- Problem details -
Make an exact copy of the records that follow, with each picture omitted.

[[ Given records, beginning ]]

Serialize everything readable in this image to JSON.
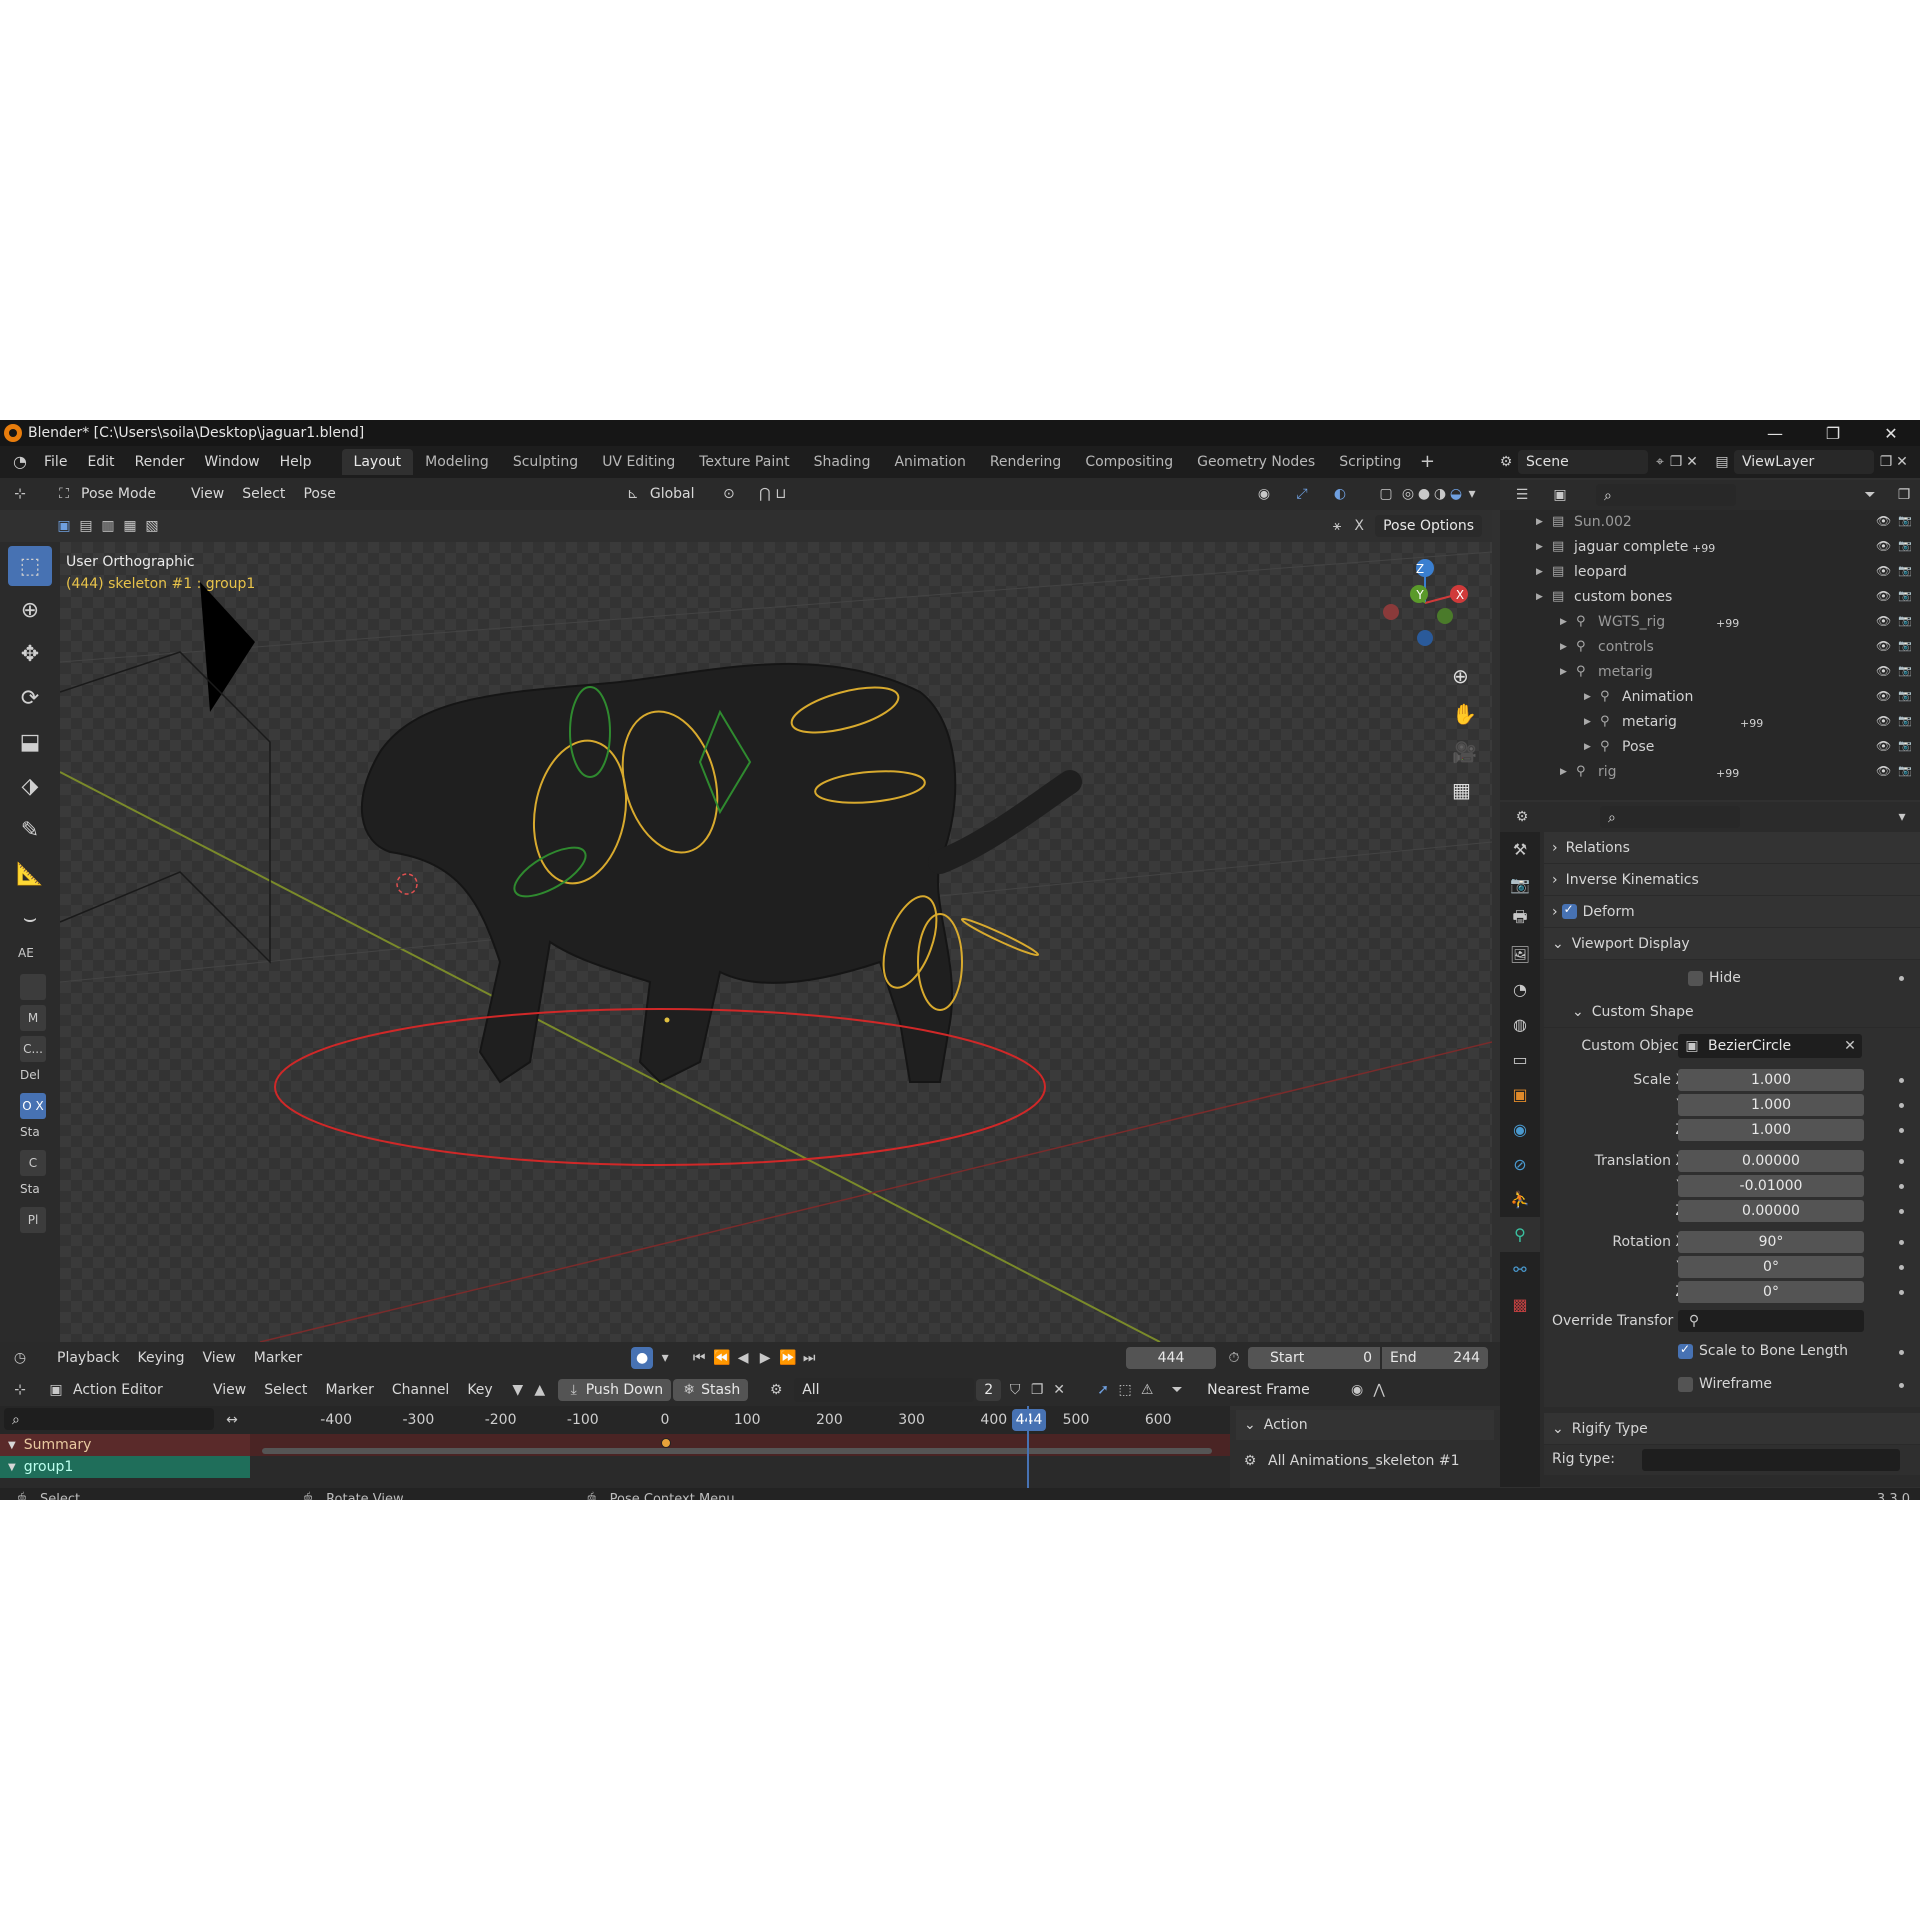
{
  "titlebar": {
    "title": "Blender* [C:\\Users\\soila\\Desktop\\jaguar1.blend]",
    "minimize": "—",
    "restore": "❐",
    "close": "✕"
  },
  "menu": [
    "File",
    "Edit",
    "Render",
    "Window",
    "Help"
  ],
  "workspaces": [
    "Layout",
    "Modeling",
    "Sculpting",
    "UV Editing",
    "Texture Paint",
    "Shading",
    "Animation",
    "Rendering",
    "Compositing",
    "Geometry Nodes",
    "Scripting"
  ],
  "scene": {
    "name": "Scene",
    "viewlayer": "ViewLayer"
  },
  "viewport_header": {
    "mode": "Pose Mode",
    "menus": [
      "View",
      "Select",
      "Pose"
    ],
    "orientation": "Global",
    "pose_options": "Pose Options"
  },
  "viewport": {
    "view_name": "User Orthographic",
    "context": "(444) skeleton #1 : group1"
  },
  "toolbar_side": [
    "M",
    "C...",
    "Del",
    "O X",
    "Sta",
    "C",
    "Sta",
    "Pl"
  ],
  "toolbar_side_label": "AE",
  "gizmo": {
    "z": "Z",
    "y": "Y",
    "x": "X"
  },
  "outliner": {
    "items": [
      {
        "label": "Sun.002",
        "indent": 0,
        "dim": true
      },
      {
        "label": "jaguar complete",
        "indent": 0,
        "badge": "+99"
      },
      {
        "label": "leopard",
        "indent": 0
      },
      {
        "label": "custom bones",
        "indent": 0
      },
      {
        "label": "WGTS_rig",
        "indent": 1,
        "dim": true,
        "badge": "+99"
      },
      {
        "label": "controls",
        "indent": 1,
        "dim": true
      },
      {
        "label": "metarig",
        "indent": 1,
        "dim": true
      },
      {
        "label": "Animation",
        "indent": 2
      },
      {
        "label": "metarig",
        "indent": 2,
        "badge": "+99"
      },
      {
        "label": "Pose",
        "indent": 2
      },
      {
        "label": "rig",
        "indent": 1,
        "dim": true,
        "badge": "+99"
      }
    ]
  },
  "properties": {
    "sections_top": [
      "Relations",
      "Inverse Kinematics",
      "Deform"
    ],
    "viewport_display": "Viewport Display",
    "hide_label": "Hide",
    "custom_shape": "Custom Shape",
    "custom_object_label": "Custom Object",
    "custom_object_value": "BezierCircle",
    "scale": {
      "label": "Scale X",
      "x": "1.000",
      "y": "1.000",
      "z": "1.000"
    },
    "translation": {
      "label": "Translation X",
      "x": "0.00000",
      "y": "-0.01000",
      "z": "0.00000"
    },
    "rotation": {
      "label": "Rotation X",
      "x": "90°",
      "y": "0°",
      "z": "0°"
    },
    "axis_y": "Y",
    "axis_z": "Z",
    "override_label": "Override Transfor",
    "scale_to_bone": "Scale to Bone Length",
    "wireframe": "Wireframe",
    "rigify_type": "Rigify Type",
    "rig_type_label": "Rig type:"
  },
  "timeline": {
    "menus": [
      "Playback",
      "Keying",
      "View",
      "Marker"
    ],
    "current_frame": "444",
    "start_label": "Start",
    "start": "0",
    "end_label": "End",
    "end": "244"
  },
  "action_editor": {
    "mode": "Action Editor",
    "menus": [
      "View",
      "Select",
      "Marker",
      "Channel",
      "Key"
    ],
    "push_down": "Push Down",
    "stash": "Stash",
    "action_name": "All Animations_skeleton #1",
    "users": "2",
    "snap": "Nearest Frame"
  },
  "ruler": {
    "ticks": [
      "-400",
      "-300",
      "-200",
      "-100",
      "0",
      "100",
      "200",
      "300",
      "400",
      "500",
      "600"
    ],
    "current": "444"
  },
  "dopesheet": {
    "summary": "Summary",
    "group": "group1"
  },
  "action_panel": {
    "title": "Action",
    "name": "All Animations_skeleton #1"
  },
  "status": {
    "select": "Select",
    "rotate": "Rotate View",
    "context": "Pose Context Menu",
    "version": "3.3.0"
  },
  "colors": {
    "accent": "#4772b3",
    "bone_yellow": "#e0b030",
    "bone_green": "#3c9a3c",
    "bone_red": "#d02828",
    "context_text": "#e8c34a"
  }
}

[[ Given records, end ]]

- Your solution -
Serialize everything readable in this image to JSON.
{
  "titlebar": {
    "title": "Blender* [C:\\Users\\soila\\Desktop\\jaguar1.blend]",
    "minimize": "—",
    "restore": "❐",
    "close": "✕"
  },
  "menu": [
    "File",
    "Edit",
    "Render",
    "Window",
    "Help"
  ],
  "workspaces": [
    "Layout",
    "Modeling",
    "Sculpting",
    "UV Editing",
    "Texture Paint",
    "Shading",
    "Animation",
    "Rendering",
    "Compositing",
    "Geometry Nodes",
    "Scripting"
  ],
  "scene": {
    "name": "Scene",
    "viewlayer": "ViewLayer"
  },
  "viewport_header": {
    "mode": "Pose Mode",
    "menus": [
      "View",
      "Select",
      "Pose"
    ],
    "orientation": "Global",
    "pose_options": "Pose Options"
  },
  "viewport": {
    "view_name": "User Orthographic",
    "context": "(444) skeleton #1 : group1"
  },
  "toolbar_side": [
    "M",
    "C...",
    "Del",
    "O X",
    "Sta",
    "C",
    "Sta",
    "Pl"
  ],
  "toolbar_side_label": "AE",
  "gizmo": {
    "z": "Z",
    "y": "Y",
    "x": "X"
  },
  "outliner": {
    "items": [
      {
        "label": "Sun.002",
        "indent": 0,
        "dim": true
      },
      {
        "label": "jaguar complete",
        "indent": 0,
        "badge": "+99"
      },
      {
        "label": "leopard",
        "indent": 0
      },
      {
        "label": "custom bones",
        "indent": 0
      },
      {
        "label": "WGTS_rig",
        "indent": 1,
        "dim": true,
        "badge": "+99"
      },
      {
        "label": "controls",
        "indent": 1,
        "dim": true
      },
      {
        "label": "metarig",
        "indent": 1,
        "dim": true
      },
      {
        "label": "Animation",
        "indent": 2
      },
      {
        "label": "metarig",
        "indent": 2,
        "badge": "+99"
      },
      {
        "label": "Pose",
        "indent": 2
      },
      {
        "label": "rig",
        "indent": 1,
        "dim": true,
        "badge": "+99"
      }
    ]
  },
  "properties": {
    "sections_top": [
      "Relations",
      "Inverse Kinematics",
      "Deform"
    ],
    "viewport_display": "Viewport Display",
    "hide_label": "Hide",
    "custom_shape": "Custom Shape",
    "custom_object_label": "Custom Object",
    "custom_object_value": "BezierCircle",
    "scale": {
      "label": "Scale X",
      "x": "1.000",
      "y": "1.000",
      "z": "1.000"
    },
    "translation": {
      "label": "Translation X",
      "x": "0.00000",
      "y": "-0.01000",
      "z": "0.00000"
    },
    "rotation": {
      "label": "Rotation X",
      "x": "90°",
      "y": "0°",
      "z": "0°"
    },
    "axis_y": "Y",
    "axis_z": "Z",
    "override_label": "Override Transfor",
    "scale_to_bone": "Scale to Bone Length",
    "wireframe": "Wireframe",
    "rigify_type": "Rigify Type",
    "rig_type_label": "Rig type:"
  },
  "timeline": {
    "menus": [
      "Playback",
      "Keying",
      "View",
      "Marker"
    ],
    "current_frame": "444",
    "start_label": "Start",
    "start": "0",
    "end_label": "End",
    "end": "244"
  },
  "action_editor": {
    "mode": "Action Editor",
    "menus": [
      "View",
      "Select",
      "Marker",
      "Channel",
      "Key"
    ],
    "push_down": "Push Down",
    "stash": "Stash",
    "action_name": "All Animations_skeleton #1",
    "users": "2",
    "snap": "Nearest Frame"
  },
  "ruler": {
    "ticks": [
      "-400",
      "-300",
      "-200",
      "-100",
      "0",
      "100",
      "200",
      "300",
      "400",
      "500",
      "600"
    ],
    "current": "444"
  },
  "dopesheet": {
    "summary": "Summary",
    "group": "group1"
  },
  "action_panel": {
    "title": "Action",
    "name": "All Animations_skeleton #1"
  },
  "status": {
    "select": "Select",
    "rotate": "Rotate View",
    "context": "Pose Context Menu",
    "version": "3.3.0"
  },
  "colors": {
    "accent": "#4772b3",
    "bone_yellow": "#e0b030",
    "bone_green": "#3c9a3c",
    "bone_red": "#d02828",
    "context_text": "#e8c34a"
  }
}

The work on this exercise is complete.